PR Log - Jul 09, 2012 - Square appears to be the new name in businesses’ credit card transactions, featured as one of the World’s 50 Most Innovative Companies by Fast Company in February 2012 and publicized by major news agencies like CBS, Entrepreneur, USA Today, and the New York Times. Beneath the sleek design and infamous founder Jack Dorsey (co-founder of Twitter) however, exists a company that could do much more to inhibit advancements in the credit card processing industry than advance them for small business owners looking to turn a profit.
The Square website offers the application for free, the Square Card Reader for free, no monthly fees, no set-up costs, no merchant account, all alongside transparent pricing. Initially these gains are appealing to small business owners looking to bring in a profit without losing their gains to merchant account service companies. However by working with Square, businesses lose customer service and the security of having a reputable company backing them in the event of a chargeback as well as higher processing costs.
The Square website assumes a 2.75% processing cost for major card holders Visa, MasterCard, Discover, and American Express. This percentage equates to a $27.50 cost per month if your business is processing under $1000 per month. Merchant account provider rates average between a 1.5-2.5%. The potential savings for a business processing the same $1000 per month comes out to $6 when working with such a provider. When the monthly yield of a business increases to $5000 those savings increase to $12 per month; at $10,000 those savings become $40 per month.

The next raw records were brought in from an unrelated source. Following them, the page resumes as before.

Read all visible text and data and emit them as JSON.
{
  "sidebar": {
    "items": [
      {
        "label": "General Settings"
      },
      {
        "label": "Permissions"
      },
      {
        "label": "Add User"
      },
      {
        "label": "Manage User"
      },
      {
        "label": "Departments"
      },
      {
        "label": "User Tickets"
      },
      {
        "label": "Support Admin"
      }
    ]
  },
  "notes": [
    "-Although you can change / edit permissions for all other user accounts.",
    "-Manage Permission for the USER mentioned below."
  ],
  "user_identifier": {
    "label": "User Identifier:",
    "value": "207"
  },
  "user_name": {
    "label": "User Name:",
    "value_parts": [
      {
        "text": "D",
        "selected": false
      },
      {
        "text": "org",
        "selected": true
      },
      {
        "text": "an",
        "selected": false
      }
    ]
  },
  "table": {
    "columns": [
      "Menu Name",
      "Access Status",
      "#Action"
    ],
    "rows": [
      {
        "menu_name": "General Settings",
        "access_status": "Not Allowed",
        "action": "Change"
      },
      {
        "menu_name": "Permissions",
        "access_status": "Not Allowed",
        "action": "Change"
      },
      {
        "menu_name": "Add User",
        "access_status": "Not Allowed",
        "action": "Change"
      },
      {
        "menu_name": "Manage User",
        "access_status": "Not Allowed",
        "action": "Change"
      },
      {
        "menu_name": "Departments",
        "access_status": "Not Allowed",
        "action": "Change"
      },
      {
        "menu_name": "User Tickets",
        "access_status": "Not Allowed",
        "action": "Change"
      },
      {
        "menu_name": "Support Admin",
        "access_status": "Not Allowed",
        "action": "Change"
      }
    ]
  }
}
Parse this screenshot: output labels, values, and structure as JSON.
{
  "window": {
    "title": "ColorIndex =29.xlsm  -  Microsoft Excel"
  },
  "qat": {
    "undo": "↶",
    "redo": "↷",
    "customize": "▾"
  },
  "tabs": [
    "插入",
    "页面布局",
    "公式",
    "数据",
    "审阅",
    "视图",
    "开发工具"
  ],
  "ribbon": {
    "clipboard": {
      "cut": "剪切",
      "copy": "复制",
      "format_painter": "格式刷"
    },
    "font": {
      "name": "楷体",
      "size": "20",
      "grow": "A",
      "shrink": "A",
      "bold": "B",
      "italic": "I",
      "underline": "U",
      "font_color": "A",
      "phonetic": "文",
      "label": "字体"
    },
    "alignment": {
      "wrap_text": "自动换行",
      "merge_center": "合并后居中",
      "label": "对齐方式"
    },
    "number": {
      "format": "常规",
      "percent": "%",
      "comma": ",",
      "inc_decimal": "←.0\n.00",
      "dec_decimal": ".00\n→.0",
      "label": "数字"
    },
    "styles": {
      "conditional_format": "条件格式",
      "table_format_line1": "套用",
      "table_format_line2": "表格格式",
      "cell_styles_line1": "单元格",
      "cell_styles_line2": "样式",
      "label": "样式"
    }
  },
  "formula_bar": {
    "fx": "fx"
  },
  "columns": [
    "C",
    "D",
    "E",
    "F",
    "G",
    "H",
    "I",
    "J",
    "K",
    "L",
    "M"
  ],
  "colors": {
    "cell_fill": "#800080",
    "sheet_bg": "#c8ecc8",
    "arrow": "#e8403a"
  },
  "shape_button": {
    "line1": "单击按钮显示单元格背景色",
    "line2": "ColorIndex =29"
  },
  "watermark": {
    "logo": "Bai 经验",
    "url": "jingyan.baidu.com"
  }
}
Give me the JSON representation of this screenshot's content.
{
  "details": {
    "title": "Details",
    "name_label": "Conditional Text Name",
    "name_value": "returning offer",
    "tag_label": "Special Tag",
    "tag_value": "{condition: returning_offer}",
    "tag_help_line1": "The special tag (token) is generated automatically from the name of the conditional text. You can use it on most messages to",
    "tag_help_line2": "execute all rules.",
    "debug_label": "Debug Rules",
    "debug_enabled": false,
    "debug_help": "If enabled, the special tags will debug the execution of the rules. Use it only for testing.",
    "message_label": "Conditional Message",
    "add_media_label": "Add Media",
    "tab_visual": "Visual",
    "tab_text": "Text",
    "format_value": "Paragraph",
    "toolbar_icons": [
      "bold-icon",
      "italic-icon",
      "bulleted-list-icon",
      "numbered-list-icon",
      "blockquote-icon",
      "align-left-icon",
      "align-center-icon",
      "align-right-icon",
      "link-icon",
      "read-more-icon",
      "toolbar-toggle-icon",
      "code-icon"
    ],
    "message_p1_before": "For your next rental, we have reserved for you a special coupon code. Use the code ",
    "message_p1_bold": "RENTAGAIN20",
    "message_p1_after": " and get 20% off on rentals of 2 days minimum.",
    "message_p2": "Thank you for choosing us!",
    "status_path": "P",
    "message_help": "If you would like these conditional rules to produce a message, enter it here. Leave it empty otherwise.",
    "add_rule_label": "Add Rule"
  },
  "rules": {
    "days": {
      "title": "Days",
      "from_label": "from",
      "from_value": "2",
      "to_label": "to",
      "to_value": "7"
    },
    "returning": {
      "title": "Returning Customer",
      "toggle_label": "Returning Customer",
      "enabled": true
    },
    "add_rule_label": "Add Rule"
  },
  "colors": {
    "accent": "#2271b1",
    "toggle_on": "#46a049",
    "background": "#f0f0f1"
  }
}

The math does not lie, yet Dorsey may very well be skimming the truth in his claims appearing in a TechCrunch video: “we wanted to allow people to very easily and quickly, within 10 seconds, be able to accept these plastic devices as payment; to be able to accept credit cards easily and efficiently.” The easy swipe of the card is one of the biggest complaints issued by individuals using Square. The failsafe option of keying in a transaction may save your business face when the cardswipe fails, but the cost of manually entering in a card is 3.5% plus an additional 15 cents per transaction.
Merchants processing over $1000 in a week through the “keyed” entry have the additional hassle of having their money placed in a 30-day hold cycle to prevent fraud. CheapestMerchantAccounts.com, the leader in merchant account reviews, has received numerous responses to their analysis of Square citing the frustration of numerous business owners. The question continually raised by these individuals is “Why is my money being held?” a question that Square fails to rectify. With a lack in customer service (no phone support exists, though email support is available), business owners looking to see their customers’ payments in their bank account is met by email responses rather than Square employees.
The frustration does not stop at merchants. Customers mention a fear of being charged multiple times as they watch merchants try again and again to swipe their card when the wireless signal fails and the “Authorizing” screen times out. MasterCard and Visa may back Square, yet the product shows a continued inability to read such cards. When a customer begins to question a business’ ability to process something as simple as a transaction one wonders if they will begin to question their trust in the business itself.
CheapestMerchantAccounts.com co-founder Gerald Evans, recommends small businesses processing over $1000 per month leave Square behind as “the limitations of Square continue to be noted for those small business owners that need to process real volume or have to move through sales quickly. If the cool factor is outweighed by the limitations this would be another reason to go with a traditional merchant account rather than Square.”
The bottom line is what matters. Square offers the new age look at the cost of customer service and long-term savings. Any business considering Square should consider the value they place in their own company- invest in a fad that could lose them more business than it brings in or invest in a stable merchant account provider whose reputation secures continued customer satisfaction.